→ TASK PROMPT
Your answer must be an exact copy of all the entries.

● ● ● ● ● ● ●

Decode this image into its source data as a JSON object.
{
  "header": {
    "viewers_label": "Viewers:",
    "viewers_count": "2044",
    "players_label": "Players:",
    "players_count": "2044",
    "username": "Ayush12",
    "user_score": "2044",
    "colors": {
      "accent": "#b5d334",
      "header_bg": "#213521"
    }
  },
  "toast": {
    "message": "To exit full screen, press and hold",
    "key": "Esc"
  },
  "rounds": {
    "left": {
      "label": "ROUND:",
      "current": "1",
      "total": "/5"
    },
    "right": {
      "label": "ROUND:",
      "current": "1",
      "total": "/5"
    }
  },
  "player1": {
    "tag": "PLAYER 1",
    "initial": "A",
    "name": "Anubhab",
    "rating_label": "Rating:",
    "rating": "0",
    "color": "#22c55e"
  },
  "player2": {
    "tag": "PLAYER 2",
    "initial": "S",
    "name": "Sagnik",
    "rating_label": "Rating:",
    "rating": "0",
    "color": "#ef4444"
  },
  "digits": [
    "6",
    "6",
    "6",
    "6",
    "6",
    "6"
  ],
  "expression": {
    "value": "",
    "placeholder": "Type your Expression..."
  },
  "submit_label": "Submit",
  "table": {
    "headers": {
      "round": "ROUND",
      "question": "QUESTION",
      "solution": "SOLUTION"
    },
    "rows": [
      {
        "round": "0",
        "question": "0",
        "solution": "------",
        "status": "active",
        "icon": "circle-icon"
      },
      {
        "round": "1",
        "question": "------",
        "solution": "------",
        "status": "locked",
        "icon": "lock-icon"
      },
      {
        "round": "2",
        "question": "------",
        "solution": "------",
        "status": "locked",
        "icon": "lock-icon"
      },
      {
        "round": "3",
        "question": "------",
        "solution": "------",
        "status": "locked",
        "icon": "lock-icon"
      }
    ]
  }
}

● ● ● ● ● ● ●

→ ANSWER BOX
Decode this image into its source data as a JSON object.
{
  "header": {
    "viewers_label": "Viewers:",
    "viewers_count": "2044",
    "players_label": "Players:",
    "players_count": "2044",
    "username": "Ayush12",
    "user_score": "2044",
    "colors": {
      "accent": "#b5d334",
      "header_bg": "#213521"
    }
  },
  "toast": {
    "message": "To exit full screen, press and hold",
    "key": "Esc"
  },
  "rounds": {
    "left": {
      "label": "ROUND:",
      "current": "1",
      "total": "/5"
    },
    "right": {
      "label": "ROUND:",
      "current": "1",
      "total": "/5"
    }
  },
  "player1": {
    "tag": "PLAYER 1",
    "initial": "A",
    "name": "Anubhab",
    "rating_label": "Rating:",
    "rating": "0",
    "color": "#22c55e"
  },
  "player2": {
    "tag": "PLAYER 2",
    "initial": "S",
    "name": "Sagnik",
    "rating_label": "Rating:",
    "rating": "0",
    "color": "#ef4444"
  },
  "digits": [
    "6",
    "6",
    "6",
    "6",
    "6",
    "6"
  ],
  "expression": {
    "value": "",
    "placeholder": "Type your Expression..."
  },
  "submit_label": "Submit",
  "table": {
    "headers": {
      "round": "ROUND",
      "question": "QUESTION",
      "solution": "SOLUTION"
    },
    "rows": [
      {
        "round": "0",
        "question": "0",
        "solution": "------",
        "status": "active",
        "icon": "circle-icon"
      },
      {
        "round": "1",
        "question": "------",
        "solution": "------",
        "status": "locked",
        "icon": "lock-icon"
      },
      {
        "round": "2",
        "question": "------",
        "solution": "------",
        "status": "locked",
        "icon": "lock-icon"
      },
      {
        "round": "3",
        "question": "------",
        "solution": "------",
        "status": "locked",
        "icon": "lock-icon"
      }
    ]
  }
}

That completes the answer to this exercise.